*PROBLEM:* Your answer should hold every line of the records below that contains the string "místa".

*INFORMATION:*
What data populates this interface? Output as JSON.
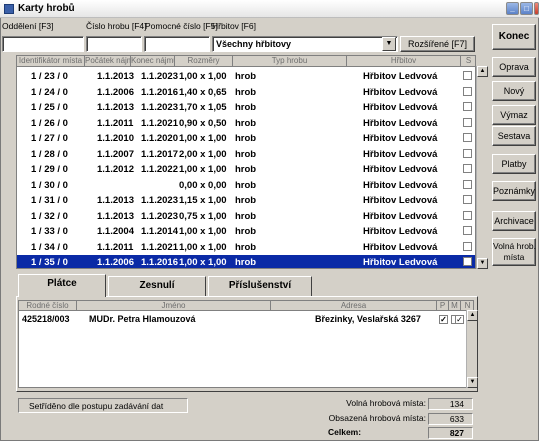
{
  "window": {
    "title": "Karty hrobů"
  },
  "filters": {
    "labels": [
      "Oddělení [F3]",
      "Číslo hrobu [F4]",
      "Pomocné číslo [F5]",
      "Hřbitov [F6]"
    ],
    "cemetery_value": "Všechny hřbitovy",
    "advanced_label": "Rozšířené [F7]"
  },
  "grid": {
    "headers": [
      "Identifikátor místa",
      "Počátek nájmu",
      "Konec nájmu",
      "Rozměry",
      "Typ hrobu",
      "Hřbitov",
      "S"
    ],
    "rows": [
      {
        "id": "1 / 23 / 0",
        "start": "1.1.2013",
        "end": "1.1.2023",
        "size": "1,00 x 1,00",
        "type": "hrob",
        "cemetery": "Hřbitov Ledvová"
      },
      {
        "id": "1 / 24 / 0",
        "start": "1.1.2006",
        "end": "1.1.2016",
        "size": "1,40 x 0,65",
        "type": "hrob",
        "cemetery": "Hřbitov Ledvová"
      },
      {
        "id": "1 / 25 / 0",
        "start": "1.1.2013",
        "end": "1.1.2023",
        "size": "1,70 x 1,05",
        "type": "hrob",
        "cemetery": "Hřbitov Ledvová"
      },
      {
        "id": "1 / 26 / 0",
        "start": "1.1.2011",
        "end": "1.1.2021",
        "size": "0,90 x 0,50",
        "type": "hrob",
        "cemetery": "Hřbitov Ledvová"
      },
      {
        "id": "1 / 27 / 0",
        "start": "1.1.2010",
        "end": "1.1.2020",
        "size": "1,00 x 1,00",
        "type": "hrob",
        "cemetery": "Hřbitov Ledvová"
      },
      {
        "id": "1 / 28 / 0",
        "start": "1.1.2007",
        "end": "1.1.2017",
        "size": "2,00 x 1,00",
        "type": "hrob",
        "cemetery": "Hřbitov Ledvová"
      },
      {
        "id": "1 / 29 / 0",
        "start": "1.1.2012",
        "end": "1.1.2022",
        "size": "1,00 x 1,00",
        "type": "hrob",
        "cemetery": "Hřbitov Ledvová"
      },
      {
        "id": "1 / 30 / 0",
        "start": "",
        "end": "",
        "size": "0,00 x 0,00",
        "type": "hrob",
        "cemetery": "Hřbitov Ledvová"
      },
      {
        "id": "1 / 31 / 0",
        "start": "1.1.2013",
        "end": "1.1.2023",
        "size": "1,15 x 1,00",
        "type": "hrob",
        "cemetery": "Hřbitov Ledvová"
      },
      {
        "id": "1 / 32 / 0",
        "start": "1.1.2013",
        "end": "1.1.2023",
        "size": "0,75 x 1,00",
        "type": "hrob",
        "cemetery": "Hřbitov Ledvová"
      },
      {
        "id": "1 / 33 / 0",
        "start": "1.1.2004",
        "end": "1.1.2014",
        "size": "1,00 x 1,00",
        "type": "hrob",
        "cemetery": "Hřbitov Ledvová"
      },
      {
        "id": "1 / 34 / 0",
        "start": "1.1.2011",
        "end": "1.1.2021",
        "size": "1,00 x 1,00",
        "type": "hrob",
        "cemetery": "Hřbitov Ledvová"
      },
      {
        "id": "1 / 35 / 0",
        "start": "1.1.2006",
        "end": "1.1.2016",
        "size": "1,00 x 1,00",
        "type": "hrob",
        "cemetery": "Hřbitov Ledvová"
      }
    ]
  },
  "actions": {
    "konec": "Konec",
    "oprava": "Oprava",
    "novy": "Nový",
    "vymaz": "Výmaz",
    "sestava": "Sestava",
    "platby": "Platby",
    "poznamky": "Poznámky",
    "archivace": "Archivace",
    "volna_line1": "Volná hrob.",
    "volna_line2": "místa"
  },
  "tabs": [
    "Plátce",
    "Zesnulí",
    "Příslušenství"
  ],
  "payer": {
    "headers": [
      "Rodné číslo",
      "Jméno",
      "Adresa",
      "P",
      "M",
      "N"
    ],
    "rows": [
      {
        "rc": "425218/003",
        "name": "MUDr. Petra Hlamouzová",
        "address": "Březinky, Veslařská  3267"
      }
    ]
  },
  "status": {
    "sort_text": "Setříděno dle postupu zadávání dat",
    "free_label": "Volná hrobová místa:",
    "free_value": "134",
    "occupied_label": "Obsazená hrobová místa:",
    "occupied_value": "633",
    "total_label": "Celkem:",
    "total_value": "827"
  }
}
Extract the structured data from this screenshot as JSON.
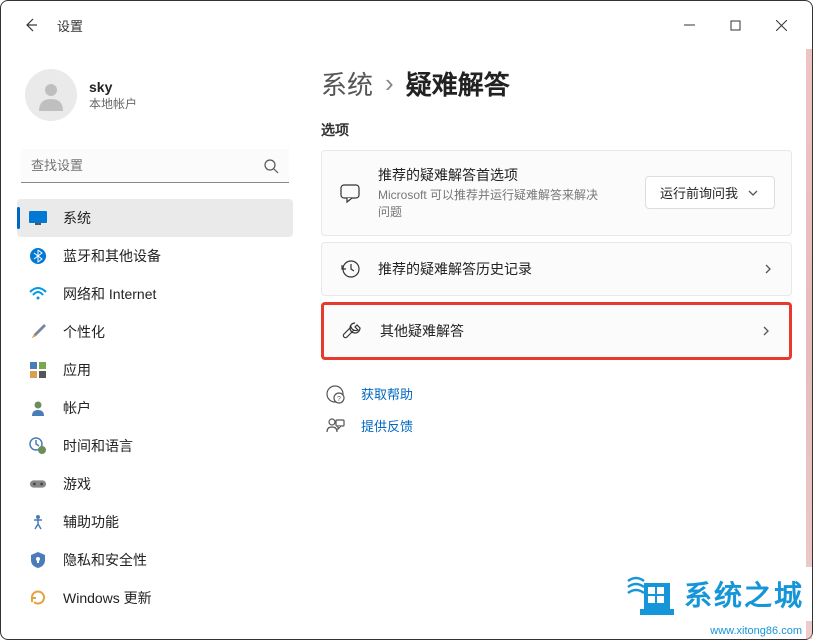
{
  "app_title": "设置",
  "user": {
    "name": "sky",
    "type": "本地帐户"
  },
  "search": {
    "placeholder": "查找设置"
  },
  "nav": {
    "items": [
      {
        "label": "系统",
        "icon": "system"
      },
      {
        "label": "蓝牙和其他设备",
        "icon": "bluetooth"
      },
      {
        "label": "网络和 Internet",
        "icon": "wifi"
      },
      {
        "label": "个性化",
        "icon": "personalize"
      },
      {
        "label": "应用",
        "icon": "apps"
      },
      {
        "label": "帐户",
        "icon": "accounts"
      },
      {
        "label": "时间和语言",
        "icon": "time"
      },
      {
        "label": "游戏",
        "icon": "gaming"
      },
      {
        "label": "辅助功能",
        "icon": "accessibility"
      },
      {
        "label": "隐私和安全性",
        "icon": "privacy"
      },
      {
        "label": "Windows 更新",
        "icon": "update"
      }
    ]
  },
  "breadcrumb": {
    "parent": "系统",
    "sep": "›",
    "current": "疑难解答"
  },
  "section_label": "选项",
  "cards": {
    "recommended": {
      "title": "推荐的疑难解答首选项",
      "subtitle": "Microsoft 可以推荐并运行疑难解答来解决问题",
      "action_label": "运行前询问我"
    },
    "history": {
      "title": "推荐的疑难解答历史记录"
    },
    "other": {
      "title": "其他疑难解答"
    }
  },
  "help": {
    "get_help": "获取帮助",
    "feedback": "提供反馈"
  },
  "watermark": {
    "text": "系统之城",
    "url": "www.xitong86.com"
  }
}
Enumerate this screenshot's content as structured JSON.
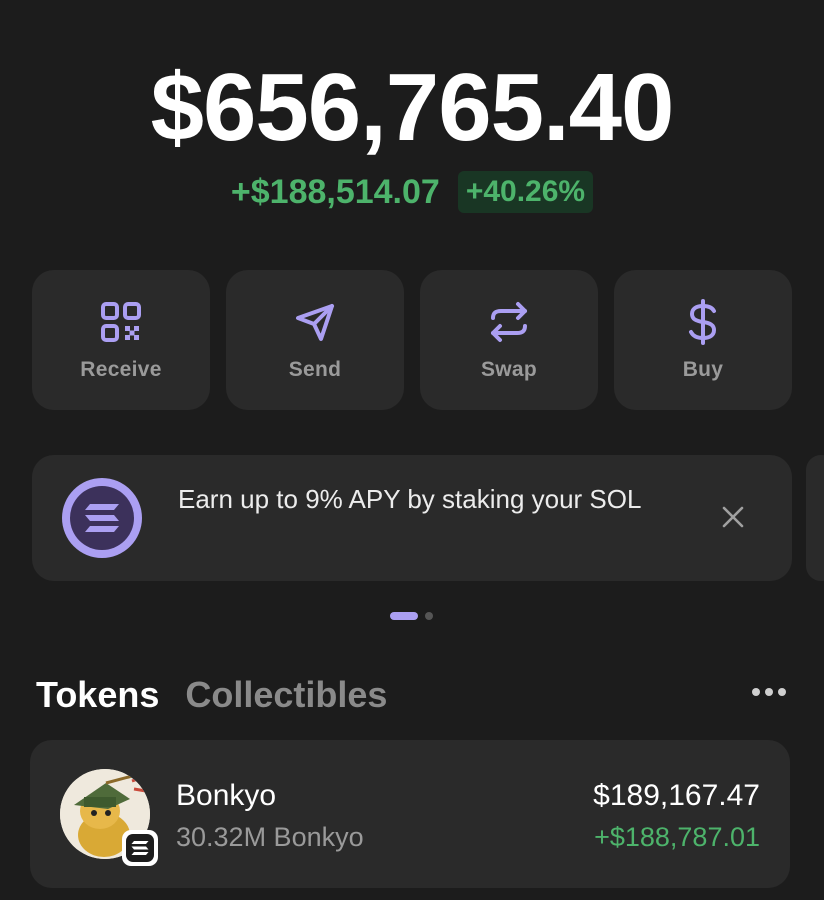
{
  "portfolio": {
    "balance": "$656,765.40",
    "change_amount": "+$188,514.07",
    "change_percent": "+40.26%"
  },
  "actions": [
    {
      "label": "Receive",
      "icon": "qr-code-icon"
    },
    {
      "label": "Send",
      "icon": "send-icon"
    },
    {
      "label": "Swap",
      "icon": "swap-icon"
    },
    {
      "label": "Buy",
      "icon": "dollar-icon"
    }
  ],
  "promo": {
    "text": "Earn up to 9% APY by staking your SOL",
    "icon": "solana-icon",
    "close_icon": "close-icon"
  },
  "carousel": {
    "pages": 2,
    "active": 0
  },
  "tabs": [
    {
      "label": "Tokens",
      "active": true
    },
    {
      "label": "Collectibles",
      "active": false
    }
  ],
  "tokens": [
    {
      "name": "Bonkyo",
      "amount": "30.32M Bonkyo",
      "value": "$189,167.47",
      "change": "+$188,787.01",
      "chain_icon": "solana-icon"
    }
  ],
  "colors": {
    "background": "#1c1c1c",
    "card": "#2a2a2a",
    "accent": "#ab9ff2",
    "positive": "#4db36b"
  }
}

*FINISHED TASK:*
      "Identifikátor místa",
    "volna_line2": "místa"
    "free_label": "Volná hrobová místa:",
    "occupied_label": "Obsazená hrobová místa:",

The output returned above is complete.